Ferdinand joins brother in racism campaign boycott

Anton Ferdinand joined older brother Rio in refusing to wear a

T-shirt to support an anti-discrimination campaign Sunday, in a

perceived protest at the impotence of organizations during recent

racism cases in English football.

The younger Ferdinand was at the center of the most high-profile

incident in the past year when he was abused by John Terry during a

Premier League match last October.

Terry was banned for four matches and fined 220,000 pounds for

hurling a racial slur, but many players feel the punishment was too

lenient, as with other sanctions related to recent incidents of

racism.

Anton Ferdinand was one of a number of players who declined to

wear a T-shirt promoting the Kick It Out campaign in the warm-up

before Sunday’s Premier League match between his Queens Park

Rangers team and Everton.

Manchester United defender Rio Ferdinand did the same before

Saturday’s match against Stoke, angering manager Alex Ferguson so

much that the center back could face disciplinary action.

”It is embarrassing for me,” said Ferguson, who had told

members of the press that Ferdinand would not boycott the campaign.

”He will be dealt with, no doubt about that.”

However, Ferdinand’s stance was backed by the chairman of the

Professional Footballers’ Association, which provides funds for the

Kick It Out body.

”We will definitely monitor the situation very closely and make

sure Rio Ferdinand’s rights as a human being, never mind as a

footballer, are not undermined in this position,” PFA chairman

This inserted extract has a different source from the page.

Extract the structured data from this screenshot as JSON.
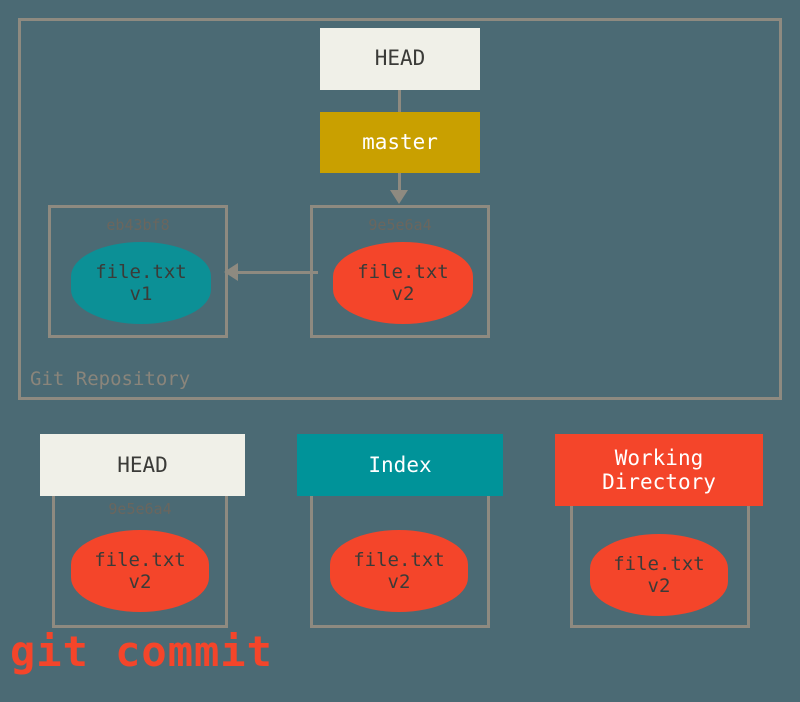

Clarke Carlisle said.

”Everyone has a right to free speech – just like you can’t

coerce anyone into shaking hands, you can’t make somebody wear a

T-shirt – although I do personally believe that joining in with the

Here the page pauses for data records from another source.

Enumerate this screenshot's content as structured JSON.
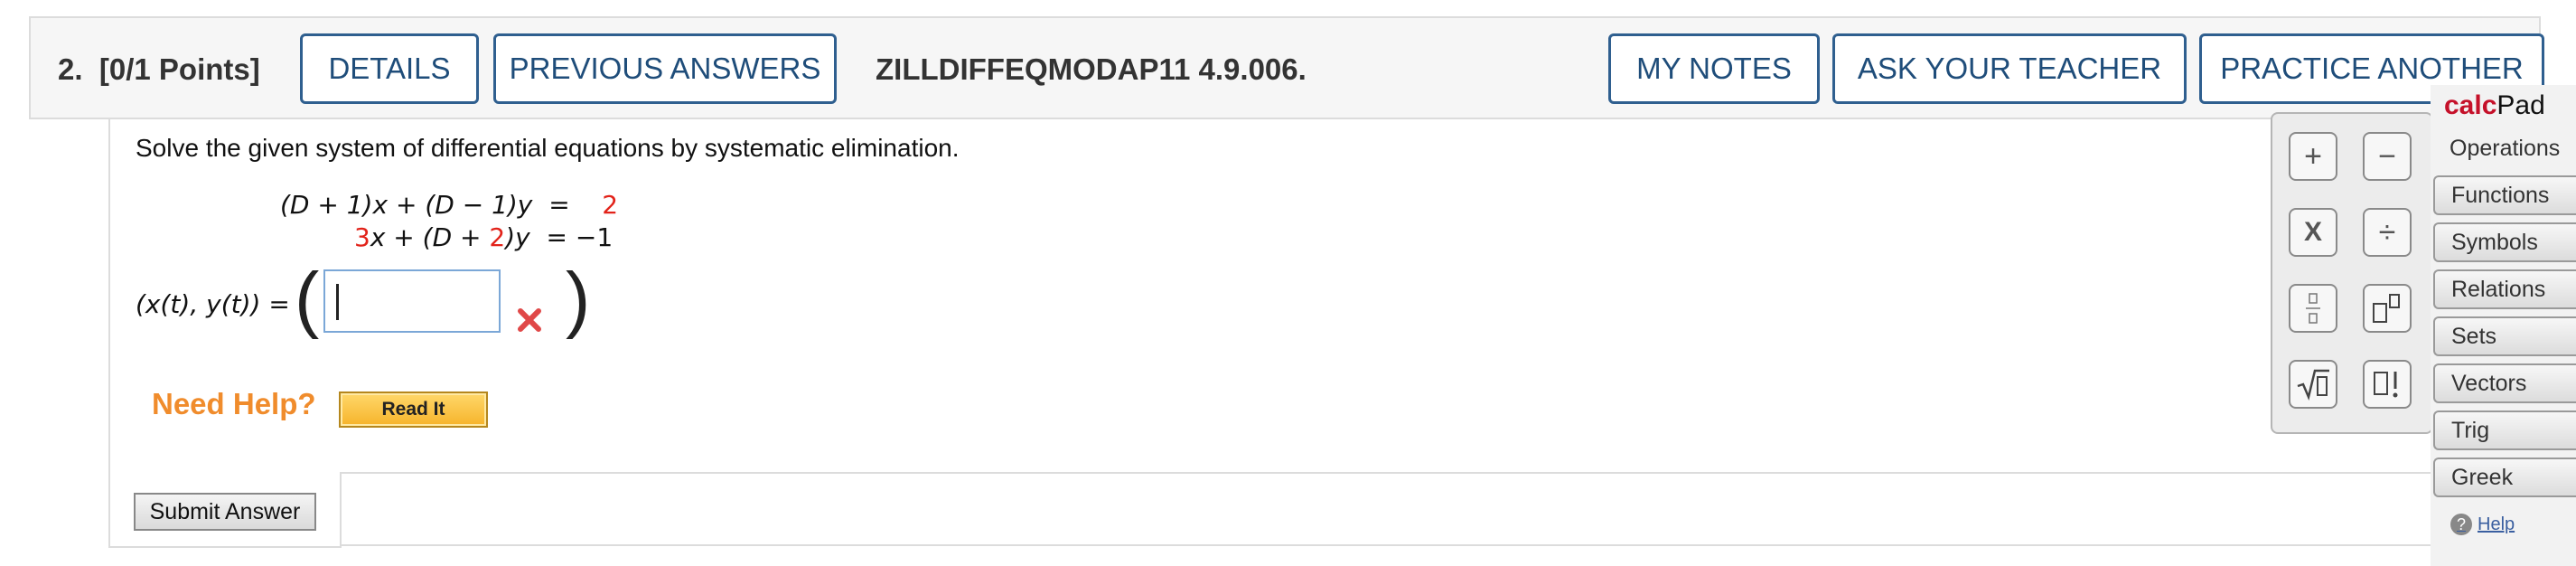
{
  "header": {
    "question_number": "2.",
    "points": "[0/1 Points]",
    "details_label": "DETAILS",
    "previous_answers_label": "PREVIOUS ANSWERS",
    "question_code": "ZILLDIFFEQMODAP11 4.9.006.",
    "my_notes_label": "MY NOTES",
    "ask_teacher_label": "ASK YOUR TEACHER",
    "practice_another_label": "PRACTICE ANOTHER"
  },
  "question": {
    "prompt": "Solve the given system of differential equations by systematic elimination.",
    "eq1": {
      "lhs": "(D + 1)x + (D − 1)y",
      "eq": "=",
      "rhs": "2"
    },
    "eq2": {
      "coef": "3",
      "rest1": "x + (D + ",
      "two": "2",
      "rest2": ")y",
      "eq": "=",
      "rhs": "−1"
    },
    "answer_label": "(x(t), y(t)) =",
    "answer_value": "",
    "answer_status": "incorrect"
  },
  "help": {
    "need_help_label": "Need Help?",
    "read_it_label": "Read It"
  },
  "submit_label": "Submit Answer",
  "calcpad": {
    "title_bold": "calc",
    "title_rest": "Pad",
    "buttons": [
      "+",
      "−",
      "X",
      "÷",
      "fraction",
      "superscript",
      "sqrt",
      "factorial"
    ],
    "menu": [
      "Operations",
      "Functions",
      "Symbols",
      "Relations",
      "Sets",
      "Vectors",
      "Trig",
      "Greek"
    ],
    "active_menu": "Operations",
    "help_label": "Help"
  },
  "colors": {
    "button_border": "#2f5f8f",
    "button_text": "#1f4d7a",
    "highlight_red": "#e2231a",
    "need_help_orange": "#f08c2c",
    "calcpad_red": "#c5112a"
  }
}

campaign is the best way forward.”

Kick It Out has been raising awareness for issues such as racism

since the 1990s and began its latest annual two-week campaign on

Thursday.

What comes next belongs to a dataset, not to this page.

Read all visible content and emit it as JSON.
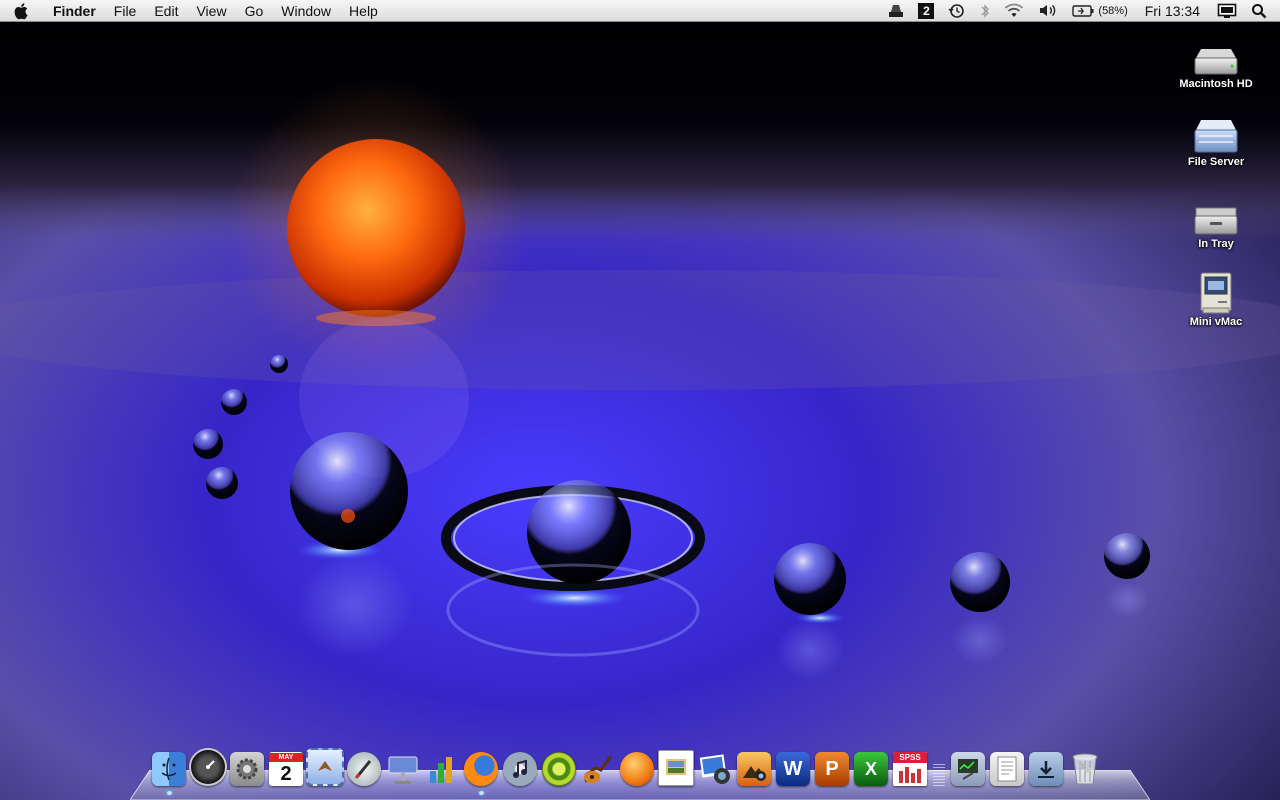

However, Reading striker Jason Roberts declared he wouldn’t be

taking an active part in the campaign and many others followed suit

on Saturday, including Rio Ferdinand and the entire squads of Wigan

and Swansea ahead of their Premier League match at Liberty

Stadium.

It has been widely reported that the players are unhappy not

just with Kick It Out but also the FA for a lack of action in

combating racism in football.

Some believe the players’ refusal to wear T-shirts during

warm-up routines actually gives more publicity to the anti-racism

campaign.

Police, meanwhile, are investigating allegations of racist abuse

by a supporter during the northeast derby between Sunderland and

Newcastle at the Stadium of Light on Sunday.